But I won’t harass Kubuntu as much as Ubuntu for being a memory hog … even though my system is consuming as much as 290Mb on cold boot. :shock:

(That’s on the core duo, of course. I dare not run it on anything else. :roll: )

No, I’m not prejudiced, I just always seem to remember KDE eating up more. So I expected it. It’s not delightful, but it wasn’t a surprise either.

But I’m going to go back and really rub vanilla Ubuntu users’ noses in it, and repeat what I said years ago:

It’s already got all the effects, the gloss, the shimmer, the bling and the splash. It came prepackaged with everything you see above … and more.

So if you’re working hard to prettify Gnome — either as a developer or as an end user — why are you fighting it? What you really want is KDE.

Next stop is the purported lightweight of the family. :twisted:

Information, please

Some of the best console programs don’t do much except offer up information … in abundance. Technically that makes them tools and not so much applications, at least from my limited viewpoint.

sox bills itself as the “Swiss Army knife of sound processing programs,” and whether or not it lives up to that billing is for you to decide.

It does usually come with a nifty tool though — soxi, which will give you a rundown on the information available for an audio file.

It’s not terribly verbose, although it does show many of the key points, and will probably suffice for most purposes.

If you want more detail though, mediainfo might be a better solution.

Quite a bit more, I think you’ll agree. And if you look close you can see the twofold (threefold? fourfold?) beauty of mediainfo — that it’s not limited to audio files. It’s smart enough to sense an image file too, and give the information it can about that.

Torrent files are terribly contorted, and if you want to find out what it’s doing or where it’s going, it’s a bit inconvenient. Or maybe I’m just too used to *nix-ish plain configuration files.

torrentinfo can help with that though, deftly carving through the knot and surrendering the important stuff.

And a bonus — color! ;)

The last one here is not so much a tool as a perl script, although it does an admirable job. This is boxinfo.

Don’t be disappointed. boxinfo sends its best work to an html file which, when opened, looks something like this.

Nicely formatted, easy to read, with everything from hardware details to environment variables, arranged in clean tables.

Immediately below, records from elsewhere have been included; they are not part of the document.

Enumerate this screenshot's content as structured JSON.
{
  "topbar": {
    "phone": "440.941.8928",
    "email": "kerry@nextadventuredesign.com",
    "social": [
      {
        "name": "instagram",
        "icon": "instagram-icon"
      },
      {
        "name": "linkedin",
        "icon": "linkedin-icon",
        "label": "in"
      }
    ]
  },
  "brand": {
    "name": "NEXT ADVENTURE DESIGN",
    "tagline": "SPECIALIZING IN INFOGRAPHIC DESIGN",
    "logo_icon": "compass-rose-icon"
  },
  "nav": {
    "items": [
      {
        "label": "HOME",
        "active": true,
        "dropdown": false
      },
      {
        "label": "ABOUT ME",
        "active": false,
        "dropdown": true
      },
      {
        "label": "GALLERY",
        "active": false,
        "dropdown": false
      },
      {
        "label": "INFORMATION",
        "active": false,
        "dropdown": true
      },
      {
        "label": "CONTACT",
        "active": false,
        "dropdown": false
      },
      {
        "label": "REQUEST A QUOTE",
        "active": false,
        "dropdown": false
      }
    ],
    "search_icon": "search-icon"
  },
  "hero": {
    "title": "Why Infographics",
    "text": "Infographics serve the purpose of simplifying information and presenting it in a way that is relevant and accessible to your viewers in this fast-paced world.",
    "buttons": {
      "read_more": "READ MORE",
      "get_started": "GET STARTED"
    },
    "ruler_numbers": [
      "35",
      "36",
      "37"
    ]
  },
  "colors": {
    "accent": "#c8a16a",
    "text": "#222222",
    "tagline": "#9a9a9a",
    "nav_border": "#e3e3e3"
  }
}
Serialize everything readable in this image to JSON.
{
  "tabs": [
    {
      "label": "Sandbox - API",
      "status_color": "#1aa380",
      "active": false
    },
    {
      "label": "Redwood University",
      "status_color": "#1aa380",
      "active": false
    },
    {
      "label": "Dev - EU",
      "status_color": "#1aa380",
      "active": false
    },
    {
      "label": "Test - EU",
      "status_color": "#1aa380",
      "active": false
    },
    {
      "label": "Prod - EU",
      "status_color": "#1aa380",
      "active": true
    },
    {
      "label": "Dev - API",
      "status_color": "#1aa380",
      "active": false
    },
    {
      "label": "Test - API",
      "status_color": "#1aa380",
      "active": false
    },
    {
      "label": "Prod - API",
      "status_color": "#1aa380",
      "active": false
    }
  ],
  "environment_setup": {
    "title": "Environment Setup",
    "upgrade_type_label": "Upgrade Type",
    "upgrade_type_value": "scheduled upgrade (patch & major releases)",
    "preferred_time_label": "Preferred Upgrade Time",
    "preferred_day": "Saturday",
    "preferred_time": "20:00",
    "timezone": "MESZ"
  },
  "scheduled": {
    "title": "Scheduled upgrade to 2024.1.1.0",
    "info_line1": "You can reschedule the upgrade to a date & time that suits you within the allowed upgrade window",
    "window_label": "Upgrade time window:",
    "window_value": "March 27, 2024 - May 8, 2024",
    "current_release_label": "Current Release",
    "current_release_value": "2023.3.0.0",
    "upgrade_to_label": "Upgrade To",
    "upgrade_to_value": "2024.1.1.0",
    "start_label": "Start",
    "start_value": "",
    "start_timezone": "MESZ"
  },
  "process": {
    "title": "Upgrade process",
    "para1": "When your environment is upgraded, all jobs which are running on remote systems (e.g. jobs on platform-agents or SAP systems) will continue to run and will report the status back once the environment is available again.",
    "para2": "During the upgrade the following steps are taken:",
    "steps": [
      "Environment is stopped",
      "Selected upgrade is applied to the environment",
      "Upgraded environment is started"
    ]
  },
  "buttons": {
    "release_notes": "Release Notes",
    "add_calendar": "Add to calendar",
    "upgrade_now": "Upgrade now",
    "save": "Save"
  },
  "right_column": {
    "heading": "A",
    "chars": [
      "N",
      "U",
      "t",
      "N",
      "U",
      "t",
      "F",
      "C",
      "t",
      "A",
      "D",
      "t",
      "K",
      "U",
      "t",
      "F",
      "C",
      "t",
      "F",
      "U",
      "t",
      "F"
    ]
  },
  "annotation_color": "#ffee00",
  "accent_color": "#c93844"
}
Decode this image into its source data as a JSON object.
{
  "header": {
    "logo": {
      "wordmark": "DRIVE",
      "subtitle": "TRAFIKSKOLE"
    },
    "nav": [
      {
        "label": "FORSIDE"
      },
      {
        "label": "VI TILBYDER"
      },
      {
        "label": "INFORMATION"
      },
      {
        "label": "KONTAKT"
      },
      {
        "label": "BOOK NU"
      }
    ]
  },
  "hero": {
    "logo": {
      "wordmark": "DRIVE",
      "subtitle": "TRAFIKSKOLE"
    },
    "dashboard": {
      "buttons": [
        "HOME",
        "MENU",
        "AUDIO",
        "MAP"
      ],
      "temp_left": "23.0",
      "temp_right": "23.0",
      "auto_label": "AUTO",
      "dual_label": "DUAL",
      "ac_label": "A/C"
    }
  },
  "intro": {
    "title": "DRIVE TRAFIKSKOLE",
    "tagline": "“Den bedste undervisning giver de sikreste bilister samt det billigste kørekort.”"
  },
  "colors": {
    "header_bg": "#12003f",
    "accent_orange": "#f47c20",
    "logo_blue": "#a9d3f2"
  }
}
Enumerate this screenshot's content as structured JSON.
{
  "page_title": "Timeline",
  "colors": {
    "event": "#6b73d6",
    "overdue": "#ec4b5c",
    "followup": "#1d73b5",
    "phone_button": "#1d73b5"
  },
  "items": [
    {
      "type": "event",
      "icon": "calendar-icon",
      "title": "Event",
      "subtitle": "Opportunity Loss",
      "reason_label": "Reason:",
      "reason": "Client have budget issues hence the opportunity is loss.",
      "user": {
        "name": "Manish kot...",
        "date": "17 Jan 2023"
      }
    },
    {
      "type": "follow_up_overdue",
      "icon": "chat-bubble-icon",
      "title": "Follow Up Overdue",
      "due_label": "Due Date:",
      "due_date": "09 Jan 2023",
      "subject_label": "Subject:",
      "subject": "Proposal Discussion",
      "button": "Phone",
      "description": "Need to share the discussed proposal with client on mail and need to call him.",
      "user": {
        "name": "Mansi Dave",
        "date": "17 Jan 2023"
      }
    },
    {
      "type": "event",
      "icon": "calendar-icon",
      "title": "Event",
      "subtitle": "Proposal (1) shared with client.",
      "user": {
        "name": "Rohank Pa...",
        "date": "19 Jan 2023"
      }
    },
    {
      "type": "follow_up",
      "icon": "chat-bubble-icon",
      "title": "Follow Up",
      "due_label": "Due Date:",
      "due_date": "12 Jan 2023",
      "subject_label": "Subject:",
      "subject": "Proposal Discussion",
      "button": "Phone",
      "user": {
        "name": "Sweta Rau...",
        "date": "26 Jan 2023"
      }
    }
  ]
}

So what’s the use in all these tools? After all, cuing each one from the command line any time you run into a mystery file … well, that’s not very convenient.

Ah, grasshopper. You must learn to think a little more creatively than that. Imagine what wonders you can achieve if you tie these simple information tools into your favorite file manager. Click on a file, see all the information available about it. … :shock:

P.S.: A big thank-you to persea, who did 90 percent of the legwork for this, and suggested a three-way partnership between ranger, atool and mediainfo. But persea can explain that to us. … :mrgreen: